I‘m not entirely sure what scurvy is, but I’ve been eating fruit most of my life to avoid finding out. And scurvy prevention isn’t the only reason people eat fruit. It’s actually quite tasty, it comes in all shapes and sizes, and some fruits even have funny names. Take the kumquat, cempedak and calabash for example. In these cases it’s more of a mouthful to ask for the fruit than it is to actually eat it.
So if there’s one thing that unites mankind – except an appetite for war and destruction – it’s fruit. While it’s not uncommon for people to dislike spicy food, cheese or coffee, there’s a fruit out there for everyone.
This is why fruit appeals to that core Japanese practice of taking something universal and making it both distinctly Japanese and, well, better. We all use the toilet, so the Japanese produce one that heats the seat, showers out the leftovers and tells you that you have a nice bum. We all ride trains, so the Japanese devise a system that is threatening to take the word “delay” out of common usage. We all eat fruit, so the Japanese have poked it, prodded it and GM injected it until it’s not really fruit anymore; it’s super-fruit and it’s hyper-expensive.
The Japanese aren’t simply content to eat fruit – they want premium fruit: the sweetest orange, the crunchiest apple, the whatever-it-is-the-most that kumquats actually do. The result is fruits that are so perfect that they are no longer natural. And that’s not really what fruit is about.
Biting into a juicy strawberry is one of the best sensations a man can have. Not because every strawberry is this juicy, but because you marvel at the natural phenomenon that has made that one strawberry special, and the strange fate that it has somehow ended up in your mouth. Similarly, you can ogle at the shape of a pineapple because it’s pretty amazing that it turned out that way all by itself.

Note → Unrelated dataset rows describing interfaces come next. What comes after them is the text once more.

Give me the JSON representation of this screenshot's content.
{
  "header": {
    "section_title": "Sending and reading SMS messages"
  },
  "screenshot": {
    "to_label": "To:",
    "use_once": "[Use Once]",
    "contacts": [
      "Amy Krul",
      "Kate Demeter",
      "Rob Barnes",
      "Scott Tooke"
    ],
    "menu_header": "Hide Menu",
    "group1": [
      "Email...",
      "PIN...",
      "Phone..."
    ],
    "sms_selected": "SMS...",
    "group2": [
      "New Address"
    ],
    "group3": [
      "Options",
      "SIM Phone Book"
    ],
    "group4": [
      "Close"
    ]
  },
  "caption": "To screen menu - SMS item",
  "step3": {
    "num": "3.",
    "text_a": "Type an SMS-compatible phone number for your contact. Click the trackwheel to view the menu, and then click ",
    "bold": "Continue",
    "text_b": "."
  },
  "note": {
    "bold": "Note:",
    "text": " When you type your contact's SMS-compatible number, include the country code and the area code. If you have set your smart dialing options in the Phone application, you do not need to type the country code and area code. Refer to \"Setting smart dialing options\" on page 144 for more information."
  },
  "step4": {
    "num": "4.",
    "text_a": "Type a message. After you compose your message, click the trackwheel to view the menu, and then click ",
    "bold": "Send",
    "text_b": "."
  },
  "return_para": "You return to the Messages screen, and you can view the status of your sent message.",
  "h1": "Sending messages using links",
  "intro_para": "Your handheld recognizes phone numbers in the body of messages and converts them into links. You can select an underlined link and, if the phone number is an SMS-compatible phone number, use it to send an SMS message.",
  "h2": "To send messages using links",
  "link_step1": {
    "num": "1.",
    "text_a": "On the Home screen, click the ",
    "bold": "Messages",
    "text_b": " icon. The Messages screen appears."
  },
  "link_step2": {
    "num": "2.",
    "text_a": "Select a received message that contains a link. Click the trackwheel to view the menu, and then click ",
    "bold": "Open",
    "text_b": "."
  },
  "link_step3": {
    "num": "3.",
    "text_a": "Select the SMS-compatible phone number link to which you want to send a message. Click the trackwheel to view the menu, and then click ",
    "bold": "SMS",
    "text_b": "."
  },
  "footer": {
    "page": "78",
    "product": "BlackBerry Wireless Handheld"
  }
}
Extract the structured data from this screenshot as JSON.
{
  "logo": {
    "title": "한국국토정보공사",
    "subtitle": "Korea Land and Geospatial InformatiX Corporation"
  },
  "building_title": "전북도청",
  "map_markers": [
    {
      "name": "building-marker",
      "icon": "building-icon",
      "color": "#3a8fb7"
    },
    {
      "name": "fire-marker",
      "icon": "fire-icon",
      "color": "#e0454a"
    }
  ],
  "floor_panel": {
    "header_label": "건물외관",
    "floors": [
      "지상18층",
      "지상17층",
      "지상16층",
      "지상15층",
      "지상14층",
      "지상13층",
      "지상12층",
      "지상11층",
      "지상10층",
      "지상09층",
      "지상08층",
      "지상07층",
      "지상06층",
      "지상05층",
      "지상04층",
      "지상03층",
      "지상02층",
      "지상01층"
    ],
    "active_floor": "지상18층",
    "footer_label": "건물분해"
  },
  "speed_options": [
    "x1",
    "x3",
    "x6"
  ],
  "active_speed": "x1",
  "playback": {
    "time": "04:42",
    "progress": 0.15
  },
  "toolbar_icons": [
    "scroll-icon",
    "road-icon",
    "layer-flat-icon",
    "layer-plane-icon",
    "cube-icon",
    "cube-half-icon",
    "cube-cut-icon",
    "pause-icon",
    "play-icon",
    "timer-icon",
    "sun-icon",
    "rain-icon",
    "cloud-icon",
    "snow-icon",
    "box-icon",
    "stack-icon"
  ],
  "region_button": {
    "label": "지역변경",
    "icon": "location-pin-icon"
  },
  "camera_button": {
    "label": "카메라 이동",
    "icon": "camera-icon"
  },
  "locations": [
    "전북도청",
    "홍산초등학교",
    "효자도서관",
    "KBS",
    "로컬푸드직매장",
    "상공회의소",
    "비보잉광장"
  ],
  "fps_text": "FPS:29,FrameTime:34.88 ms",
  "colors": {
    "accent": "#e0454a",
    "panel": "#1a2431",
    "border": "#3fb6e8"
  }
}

Nowadays in Japan fruit doesn’t grow on trees; it grows in the minds of scientists. The search for the perfect fruit of every variety has taken fruit away from the fields and into the laboratories. By doing so, fruit has become a standardized product stripped of its uniqueness: its ‘fruity’ quality.
Of course Japanese fruit is delicious, but that’s not really the point. As with all natural phenomena fruit gets its value from a scale. If every Japanese mountain were a Mount Fuji, then what would be the point of Mount Fuji? Similarly, the delicious apple you eat today is all the tastier because of the revolting apple you ate yesterday. If it were any other way we’d soon forget that there is such a thing as a good apple at all and they’d all taste average. The randomness of nature is its appeal, not its problem.
Unfortunately, if consumers continue to make unnatural demands of fruit then farmers who can’t (or won’t) produce picture perfect plums or the latest model mango will be left to rot. And in a world of flawless fruits, how do we decide which is number one? Local train networks may be great, but they are nothing compared to the Shinkansen. As for toilets, well you can ‘luxurify’ them until they’re almost doing the whole messy business for you. But what about fruit? How can you better a genetically modified super-fruit?
The answer is that you make it a watermelon, and you make it square.
If anything symbolizes the bizarre world of Japanese fruit it’s the square watermelon. For around 12,600 yen you can bag yourself one of these cubic curiosities which are only available for two months per year and which aren’t so much built for eating as for looking at.
Some premium fruits are, nevertheless, designed for consumption. But their extraordinary price tags say less about their careful rearing and more about the value placed upon ‘Number Oneism’ in Japanese culture. An internet search reveals that fruit gift baskets are common throughout the world, but only in Japan is it possible to pay huge amounts for the ichiban fruit of a particular variety. This is why a top-rate durian (a bit like a mango crossed with a hedgehog) will cost you 21,000 yen in Japan but almost nothing in Thailand. It’s why a punnet of 24 amaou – Fukuoka’s famous brand of wonder strawberries – can cost up to 11,150 yen, or 481 yen per strawberry. Because ultimately, if the Japanese quest for fruitopia continues, there’s no limit to the amount of prestige a humble fruit could bestow upon its owner.
But fruits are for life, not just for Christmas. In this industrialized age, fruit is more important than ever before. It’s a little taste of nature which should provide a momentary escape from the man-madeness of daily life. Japan’s varied and rich history has already had one Satsuma rebellion. It’s time for another.
What is the strangest or most expensive fruit you’ve ever eaten? How do square watermelons taste? Share your fruitiest anecdotes in the comment section!
by Ciaran Rhys Jenkins
Welsh, Student & Fruit Purist to the Core